I don't exactly get how it diffuses CO2 into the water... I mean I know that it breaks it up into smaller bubbles, but here's what I don't get:

If we put it under the filter output, even though it blows around the bubbles, they still rise to the top and pop...so how is the CO2 getting diffused?

The reason for glass and wood diffusers is to make the bubbles small as possible so that it can dissolve more easily in the water. Why does it dissolve more easily? If you think about it, CO2 diffusion is when a CO2 bubble breaks up into much smaller bubbles. The smaller and finer the bubbles, the more it'll float around the tank instead of shooting straight up to the surface, and the longer it stays in the tank, the more chances it has to be absorbed by plants.

Glass and wood diffusers help this process go faster by injecting really small/fine bubbles into the tank and therefore increases it's intank diffusion efficiency. It is basically doing the majority of the diffusion that's suppose to take place inside the tank BEFORE it the CO2 even gets inside the tank!

So example:

If you pump CO2 into the tank, it can only diffuse each bubble 5 points. So if you inject a large bubble that is 10 points worth, only 5 will diffuse into the tank since 10-5 = 5. So each bubble that comes out, only half will thoroughly diffuse before hitting the surface and only half of it's potential will be absorbed into your plants. Now if you put in a small bubble that's like a 6, then you get the efficiency of 5 and only lose 1 from each bubble since 6-5=1. So you'll still lose 1 from each of those smaller bubbles, but you'll still get the other 5....and you won't lose as much as the big bubbles.

The numbers are just there to give an example and I'm bad at examples.
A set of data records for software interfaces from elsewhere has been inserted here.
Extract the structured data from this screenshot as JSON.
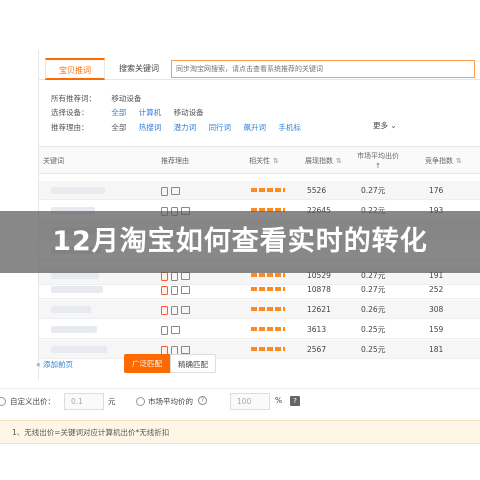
{
  "tabs": {
    "active": "宝贝推词",
    "keyword": "搜索关键词"
  },
  "search": {
    "placeholder": "同步淘宝网搜索，请点击查看系统推荐的关键词"
  },
  "filters": {
    "recommend_label": "所有推荐词：",
    "recommend_value": "移动设备",
    "device_label": "选择设备：",
    "device_options": [
      "全部",
      "计算机",
      "移动设备"
    ],
    "reason_label": "推荐理由：",
    "reason_options": [
      "全部",
      "热搜词",
      "潜力词",
      "同行词",
      "飙升词",
      "手机标"
    ],
    "more": "更多"
  },
  "table": {
    "headers": {
      "keyword": "关键词",
      "reason": "推荐理由",
      "relevance": "相关性",
      "impressions": "展现指数",
      "avg_bid_line1": "市场平均出价",
      "avg_bid_line2": "↑",
      "competition": "竞争指数"
    },
    "rows": [
      {
        "impressions": "5526",
        "bid": "0.27元",
        "comp": "176"
      },
      {
        "impressions": "22645",
        "bid": "0.22元",
        "comp": "193"
      },
      {
        "impressions": "",
        "bid": "",
        "comp": ""
      },
      {
        "impressions": "",
        "bid": "",
        "comp": ""
      },
      {
        "impressions": "10529",
        "bid": "0.27元",
        "comp": "191"
      },
      {
        "impressions": "10878",
        "bid": "0.27元",
        "comp": "252"
      },
      {
        "impressions": "12621",
        "bid": "0.26元",
        "comp": "308"
      },
      {
        "impressions": "3613",
        "bid": "0.25元",
        "comp": "159"
      },
      {
        "impressions": "2567",
        "bid": "0.25元",
        "comp": "181"
      }
    ]
  },
  "banner": {
    "title": "12月淘宝如何查看实时的转化"
  },
  "pager": {
    "add_prev": "添加前页"
  },
  "match": {
    "broad": "广泛匹配",
    "exact": "精确匹配"
  },
  "bid": {
    "custom_label": "自定义出价：",
    "custom_value": "0.1",
    "custom_unit": "元",
    "market_label": "市场平均价的",
    "market_value": "100",
    "market_unit": "%"
  },
  "tip": {
    "text": "1、无线出价=关键词对应计算机出价*无线折扣"
  },
  "colors": {
    "accent": "#ff6a00",
    "link": "#2f7fd8",
    "banner": "#5a5a5a"
  }
}
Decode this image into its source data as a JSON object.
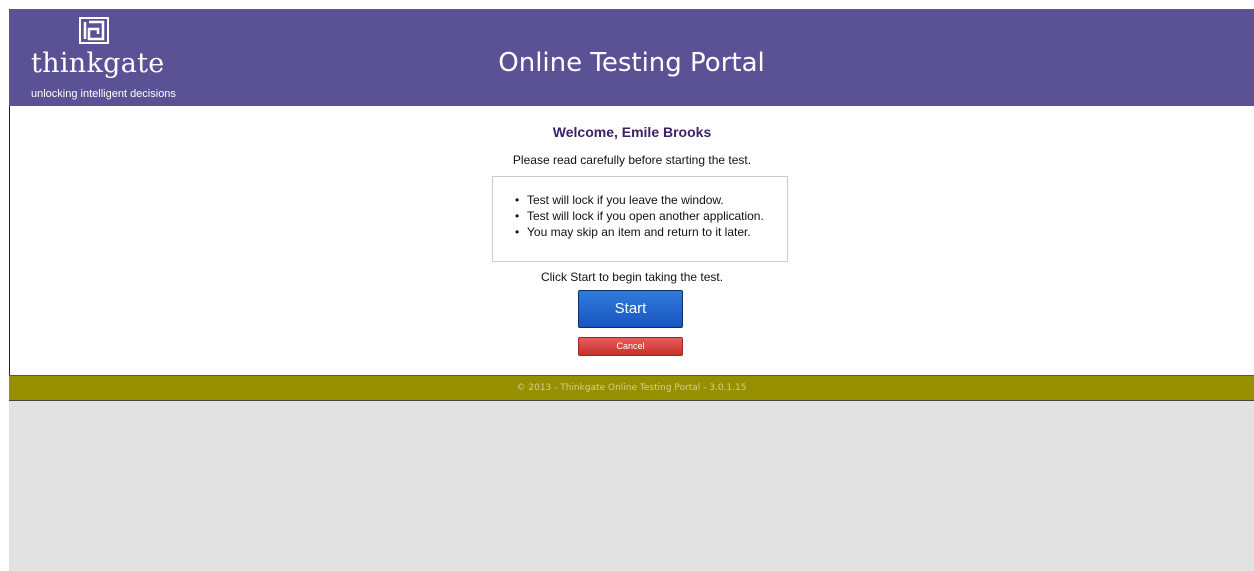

If you still don't understand, tell me and I'll make up another one.